::: Exercise materials :::
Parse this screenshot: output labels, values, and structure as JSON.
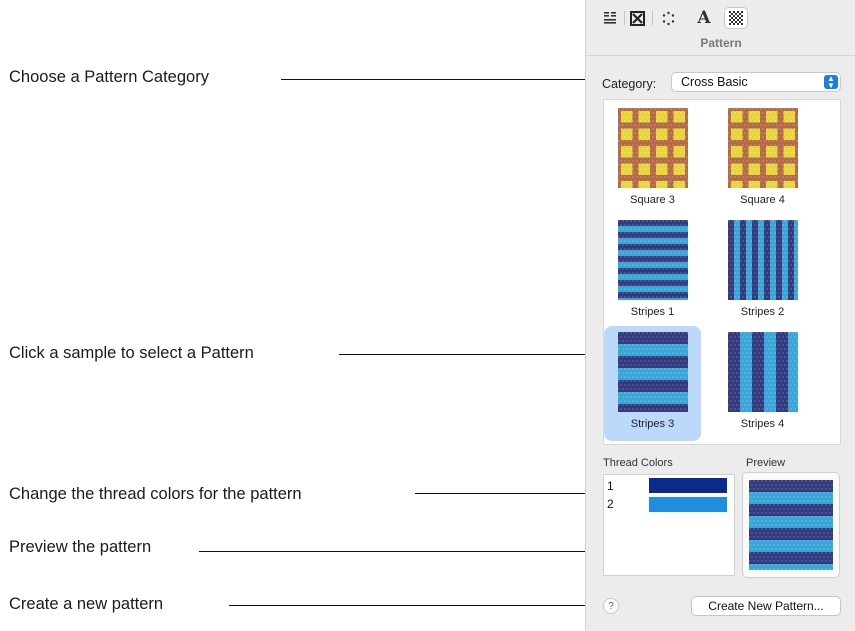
{
  "callouts": [
    {
      "text": "Choose a Pattern Category"
    },
    {
      "text": "Click a sample to select a Pattern"
    },
    {
      "text": "Change the thread colors for the pattern"
    },
    {
      "text": "Preview the pattern"
    },
    {
      "text": "Create a new pattern"
    }
  ],
  "toolbar": {
    "icons": [
      "properties-icon",
      "stitch-type-icon",
      "dotted-circle-icon",
      "text-icon",
      "pattern-icon"
    ],
    "text_glyph": "A",
    "active": "pattern-icon"
  },
  "panel": {
    "title": "Pattern",
    "category_label": "Category:",
    "category_value": "Cross Basic",
    "patterns": [
      {
        "label": "Square 3",
        "style": "square",
        "selected": false
      },
      {
        "label": "Square 4",
        "style": "square",
        "selected": false
      },
      {
        "label": "Stripes 1",
        "style": "hstripes",
        "selected": false
      },
      {
        "label": "Stripes 2",
        "style": "vstripes",
        "selected": false
      },
      {
        "label": "Stripes 3",
        "style": "hbands",
        "selected": true
      },
      {
        "label": "Stripes 4",
        "style": "vbands",
        "selected": false
      },
      {
        "label": "",
        "style": "hbands",
        "selected": false
      },
      {
        "label": "",
        "style": "vbands",
        "selected": false
      }
    ],
    "thread_colors_label": "Thread Colors",
    "thread_colors": [
      {
        "num": "1",
        "color": "#0b2a8c"
      },
      {
        "num": "2",
        "color": "#1d8ee0"
      }
    ],
    "preview_label": "Preview",
    "help_glyph": "?",
    "create_button": "Create New Pattern..."
  },
  "colors": {
    "square_bg": "#b4694a",
    "square_fill": "#e6d63a",
    "stripe_dark": "#343a7e",
    "stripe_light": "#3aa6d8",
    "selection": "#bcd9fb",
    "accent": "#1a7fe0"
  }
}
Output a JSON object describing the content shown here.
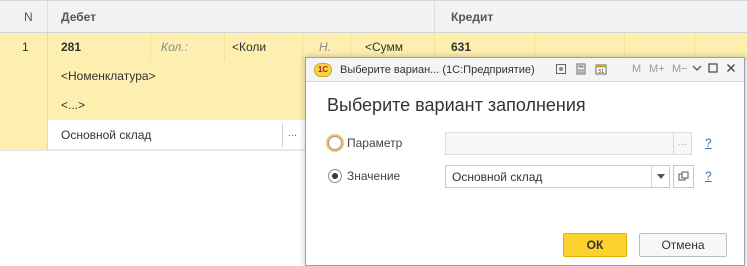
{
  "table": {
    "headers": {
      "n": "N",
      "debet": "Дебет",
      "kredit": "Кредит"
    },
    "row": {
      "num": "1",
      "debet_account": "281",
      "qty_label": "Кол.:",
      "qty_value": "<Коли",
      "n_label": "Н.",
      "sum_value": "<Сумм",
      "kredit_account": "631",
      "subconto1": "<Номенклатура>",
      "subconto2": "<...>",
      "subconto3": "Основной склад",
      "select_btn": "..."
    }
  },
  "dialog": {
    "window_title": "Выберите вариан... (1С:Предприятие)",
    "logo": "1С",
    "titlebar_buttons": {
      "m": "M",
      "mplus": "M+",
      "mminus": "M−"
    },
    "heading": "Выберите вариант заполнения",
    "options": [
      {
        "label": "Параметр",
        "value": "",
        "help": "?"
      },
      {
        "label": "Значение",
        "value": "Основной склад",
        "help": "?"
      }
    ],
    "select_btn": "...",
    "ok_label": "ОК",
    "cancel_label": "Отмена",
    "accent_color": "#fbd22e"
  }
}
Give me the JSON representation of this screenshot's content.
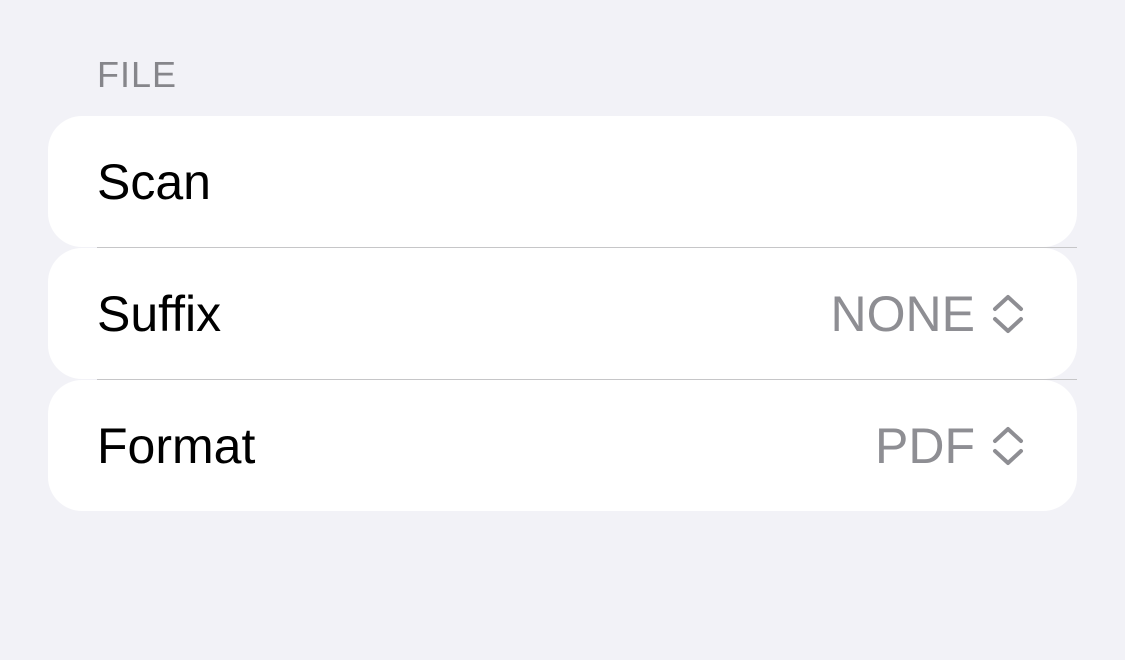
{
  "section": {
    "header": "FILE"
  },
  "rows": [
    {
      "label": "Scan"
    },
    {
      "label": "Suffix",
      "value": "NONE",
      "icon": "chevron-up-down-icon"
    },
    {
      "label": "Format",
      "value": "PDF",
      "icon": "chevron-up-down-icon"
    }
  ],
  "colors": {
    "background": "#f2f2f7",
    "cell": "#ffffff",
    "secondary_text": "#8e8e93",
    "header_text": "#86868b",
    "separator": "#c6c6c8"
  }
}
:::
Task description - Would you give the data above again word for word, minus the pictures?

Response below -
Parse this screenshot: output labels, values, and structure as JSON.
{
  "callouts": [
    {
      "text": "Choose a Pattern Category"
    },
    {
      "text": "Click a sample to select a Pattern"
    },
    {
      "text": "Change the thread colors for the pattern"
    },
    {
      "text": "Preview the pattern"
    },
    {
      "text": "Create a new pattern"
    }
  ],
  "toolbar": {
    "icons": [
      "properties-icon",
      "stitch-type-icon",
      "dotted-circle-icon",
      "text-icon",
      "pattern-icon"
    ],
    "text_glyph": "A",
    "active": "pattern-icon"
  },
  "panel": {
    "title": "Pattern",
    "category_label": "Category:",
    "category_value": "Cross Basic",
    "patterns": [
      {
        "label": "Square 3",
        "style": "square",
        "selected": false
      },
      {
        "label": "Square 4",
        "style": "square",
        "selected": false
      },
      {
        "label": "Stripes 1",
        "style": "hstripes",
        "selected": false
      },
      {
        "label": "Stripes 2",
        "style": "vstripes",
        "selected": false
      },
      {
        "label": "Stripes 3",
        "style": "hbands",
        "selected": true
      },
      {
        "label": "Stripes 4",
        "style": "vbands",
        "selected": false
      },
      {
        "label": "",
        "style": "hbands",
        "selected": false
      },
      {
        "label": "",
        "style": "vbands",
        "selected": false
      }
    ],
    "thread_colors_label": "Thread Colors",
    "thread_colors": [
      {
        "num": "1",
        "color": "#0b2a8c"
      },
      {
        "num": "2",
        "color": "#1d8ee0"
      }
    ],
    "preview_label": "Preview",
    "help_glyph": "?",
    "create_button": "Create New Pattern..."
  },
  "colors": {
    "square_bg": "#b4694a",
    "square_fill": "#e6d63a",
    "stripe_dark": "#343a7e",
    "stripe_light": "#3aa6d8",
    "selection": "#bcd9fb",
    "accent": "#1a7fe0"
  }
}
Output a JSON object describing the content shown here.
{
  "table": {
    "headers": {
      "n": "N",
      "debet": "Дебет",
      "kredit": "Кредит"
    },
    "row": {
      "num": "1",
      "debet_account": "281",
      "qty_label": "Кол.:",
      "qty_value": "<Коли",
      "n_label": "Н.",
      "sum_value": "<Сумм",
      "kredit_account": "631",
      "subconto1": "<Номенклатура>",
      "subconto2": "<...>",
      "subconto3": "Основной склад",
      "select_btn": "..."
    }
  },
  "dialog": {
    "window_title": "Выберите вариан... (1С:Предприятие)",
    "logo": "1С",
    "titlebar_buttons": {
      "m": "M",
      "mplus": "M+",
      "mminus": "M−"
    },
    "heading": "Выберите вариант заполнения",
    "options": [
      {
        "label": "Параметр",
        "value": "",
        "help": "?"
      },
      {
        "label": "Значение",
        "value": "Основной склад",
        "help": "?"
      }
    ],
    "select_btn": "...",
    "ok_label": "ОК",
    "cancel_label": "Отмена",
    "accent_color": "#fbd22e"
  }
}
Give me the JSON representation of this screenshot's content.
{
  "section": {
    "header": "FILE"
  },
  "rows": [
    {
      "label": "Scan"
    },
    {
      "label": "Suffix",
      "value": "NONE",
      "icon": "chevron-up-down-icon"
    },
    {
      "label": "Format",
      "value": "PDF",
      "icon": "chevron-up-down-icon"
    }
  ],
  "colors": {
    "background": "#f2f2f7",
    "cell": "#ffffff",
    "secondary_text": "#8e8e93",
    "header_text": "#86868b",
    "separator": "#c6c6c8"
  }
}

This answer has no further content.